Wednesday, 29 January 2014

Tweeting the Bible

Ben Myers has written what he calls the "world's shortest commentary on the whole Bible". He has tweeted a summary of each book of the Bible with great insight and wit. Here are some of my favourites:

1 Kings: So, you really want a monarchy huh? Don't say I didn't warn you.

2 Kings: I told you so.

Galatians: We felt insecure without our chains so we hired experts to repair them. Then Paul came back, wielding a sledgehammer.

There are many people on the internet using Twitter to present the Bible. I wonder how we could use this Twitter technique to help students engage with the Bible.

Tuesday, 21 January 2014

What is my song?

How do school communities explore the concept of vocation with young people?

How do we help students to think about what their purpose in life is and what they might be called to do?

I think these are counter cultural questions. The dominant idea many schools want to promote is that you can be whatever you want. While part of me likes this way of thinking it also troubles me deeply. Maybe we can be what we want, but will becoming that thing fulfil us and be true to who we are? We should encourage young people to be all they can be, but this needs to be grounded in self knowledge and self awareness. 

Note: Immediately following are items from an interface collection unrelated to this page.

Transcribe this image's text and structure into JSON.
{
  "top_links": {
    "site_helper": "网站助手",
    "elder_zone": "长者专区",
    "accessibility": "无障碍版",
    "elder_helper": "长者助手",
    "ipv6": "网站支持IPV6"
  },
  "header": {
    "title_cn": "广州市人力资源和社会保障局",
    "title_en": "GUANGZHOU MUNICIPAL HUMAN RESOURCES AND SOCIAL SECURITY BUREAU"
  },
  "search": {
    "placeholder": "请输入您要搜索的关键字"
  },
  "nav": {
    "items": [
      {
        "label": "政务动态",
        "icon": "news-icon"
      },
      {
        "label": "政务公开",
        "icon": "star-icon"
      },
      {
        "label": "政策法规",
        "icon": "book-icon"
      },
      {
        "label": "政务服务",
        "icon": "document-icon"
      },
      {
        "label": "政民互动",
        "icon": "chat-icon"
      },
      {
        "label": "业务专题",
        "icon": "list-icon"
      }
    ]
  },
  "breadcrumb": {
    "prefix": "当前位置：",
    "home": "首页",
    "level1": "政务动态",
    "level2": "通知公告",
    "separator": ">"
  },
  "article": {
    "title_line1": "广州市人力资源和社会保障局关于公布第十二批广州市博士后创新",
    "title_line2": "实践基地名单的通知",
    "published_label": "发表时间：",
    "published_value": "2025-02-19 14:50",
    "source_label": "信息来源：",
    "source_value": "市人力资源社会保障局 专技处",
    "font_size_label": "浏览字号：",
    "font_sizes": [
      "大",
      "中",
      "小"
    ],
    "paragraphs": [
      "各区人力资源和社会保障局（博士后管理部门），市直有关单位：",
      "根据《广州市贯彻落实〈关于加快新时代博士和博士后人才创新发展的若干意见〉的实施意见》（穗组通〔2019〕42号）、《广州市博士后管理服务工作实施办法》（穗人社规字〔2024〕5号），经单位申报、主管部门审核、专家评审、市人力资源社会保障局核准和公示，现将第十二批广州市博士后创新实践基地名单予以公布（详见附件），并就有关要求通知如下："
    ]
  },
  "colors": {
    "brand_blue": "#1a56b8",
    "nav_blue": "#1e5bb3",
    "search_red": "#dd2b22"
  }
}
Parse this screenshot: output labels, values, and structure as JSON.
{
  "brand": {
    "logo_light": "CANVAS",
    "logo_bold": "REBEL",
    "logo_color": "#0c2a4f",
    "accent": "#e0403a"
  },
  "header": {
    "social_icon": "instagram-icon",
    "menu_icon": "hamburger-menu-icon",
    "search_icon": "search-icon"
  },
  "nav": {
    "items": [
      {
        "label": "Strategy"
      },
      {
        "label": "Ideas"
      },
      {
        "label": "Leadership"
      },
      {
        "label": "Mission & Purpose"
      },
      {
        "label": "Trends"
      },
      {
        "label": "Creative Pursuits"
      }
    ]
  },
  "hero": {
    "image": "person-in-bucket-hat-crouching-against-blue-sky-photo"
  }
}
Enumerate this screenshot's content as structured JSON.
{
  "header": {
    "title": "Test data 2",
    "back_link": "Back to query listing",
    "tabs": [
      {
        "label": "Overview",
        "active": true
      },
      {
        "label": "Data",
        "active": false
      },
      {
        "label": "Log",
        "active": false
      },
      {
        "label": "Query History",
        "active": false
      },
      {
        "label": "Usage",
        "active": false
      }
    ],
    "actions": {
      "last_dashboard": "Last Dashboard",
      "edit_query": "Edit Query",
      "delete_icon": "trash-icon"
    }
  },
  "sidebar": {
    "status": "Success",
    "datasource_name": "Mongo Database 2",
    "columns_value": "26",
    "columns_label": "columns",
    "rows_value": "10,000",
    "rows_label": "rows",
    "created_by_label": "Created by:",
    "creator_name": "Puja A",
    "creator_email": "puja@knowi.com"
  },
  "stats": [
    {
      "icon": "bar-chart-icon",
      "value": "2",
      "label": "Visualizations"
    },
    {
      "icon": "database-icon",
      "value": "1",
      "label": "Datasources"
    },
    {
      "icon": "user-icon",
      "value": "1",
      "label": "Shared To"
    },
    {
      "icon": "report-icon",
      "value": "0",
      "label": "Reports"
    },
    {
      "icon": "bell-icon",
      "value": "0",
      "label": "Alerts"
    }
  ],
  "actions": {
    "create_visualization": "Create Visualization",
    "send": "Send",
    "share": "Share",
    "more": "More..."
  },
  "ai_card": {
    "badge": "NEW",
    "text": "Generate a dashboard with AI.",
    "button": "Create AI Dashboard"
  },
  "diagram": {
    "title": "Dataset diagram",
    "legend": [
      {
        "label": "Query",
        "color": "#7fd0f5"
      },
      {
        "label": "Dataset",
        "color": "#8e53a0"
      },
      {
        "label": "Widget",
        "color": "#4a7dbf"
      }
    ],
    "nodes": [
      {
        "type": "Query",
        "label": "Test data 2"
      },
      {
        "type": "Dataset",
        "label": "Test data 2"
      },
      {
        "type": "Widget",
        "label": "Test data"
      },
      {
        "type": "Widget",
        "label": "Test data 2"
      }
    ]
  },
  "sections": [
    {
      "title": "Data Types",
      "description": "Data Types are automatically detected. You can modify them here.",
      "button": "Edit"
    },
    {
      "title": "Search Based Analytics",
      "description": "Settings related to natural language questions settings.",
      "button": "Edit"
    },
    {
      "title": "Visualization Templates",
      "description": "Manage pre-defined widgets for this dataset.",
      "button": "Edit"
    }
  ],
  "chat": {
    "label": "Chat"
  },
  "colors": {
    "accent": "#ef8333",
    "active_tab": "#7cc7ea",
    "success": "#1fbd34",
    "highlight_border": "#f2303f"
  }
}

Recently on Facebook the story below has been going around. I like the message underlying it. The song is representative of who we are in the world and what we are called to do. I like the idea of our identity having deep roots in a community that helps us to understand who we are and remind us when we forget. I think this kind of community might value all kinds of work and all kinds of vocation and all kinds of being in the world. Not just those that earn a lot of money or fame or prestige.

I think this is what Christian community should be about. Helping us to hear the song that God has placed in our heart, that God sings to us as our calling.

I wonder how we can help young people hear their song?

When a woman of the Himba African tribe knows she is pregnant, she goes to the jungle with other women, and together they pray and meditate until they find The Song of the Child. When a child is born, the community gets together and they sing the child’s song. When the child begins it’s education, people get together and the child sings their own song. When they become an adult, the community gets together again to sing it. When it comes to your wedding, you hear your song. Finally, when their soul is going from this world, family and friends are approaching and, like at their birth, sing their song to accompany it in the journey.

In the Himba tribe, there is another occasion when people sing the song. If at some point the person commits a crime or aberrant social act, they take the offender to the center of town and the people of the community form a circle around them. Then they sing you your song. The tribe recognizes that the correction for antisocial behavior is not punishment, but is the love and memory of your true identity. When we recognize our own song, we have no desire or need to hurt anyone.

Your friends know your song. And sing when you forget it. Those who love you can not be fooled by mistakes you have committed, or dark images you show to others. They remember your beauty as you feel ugly, your total when you’re broke, your innocence when you feel guilty and your purpose when you’re confused.

Attributed to: Tolba Phanem, African poet

This story is also told in the book "What is my song" by Dennis Linn, Sheila Fabricant Linn and Matthew Linn

Thursday, 16 January 2014

Shift Worship Videos

Looking for some worship videos? At the end of last year I posted some Advent videos. They came from Shift Worship. Shift has stills, mini movies and motion clips. You can get unlimited downloads with an unlimited pass for $149 for twelve months.

You can watch previews of their clips on their web page or their YouTube channel.

Their are lots of videos on different topics. Although it isn't Mother's Day for a while I couldn't help but post this video: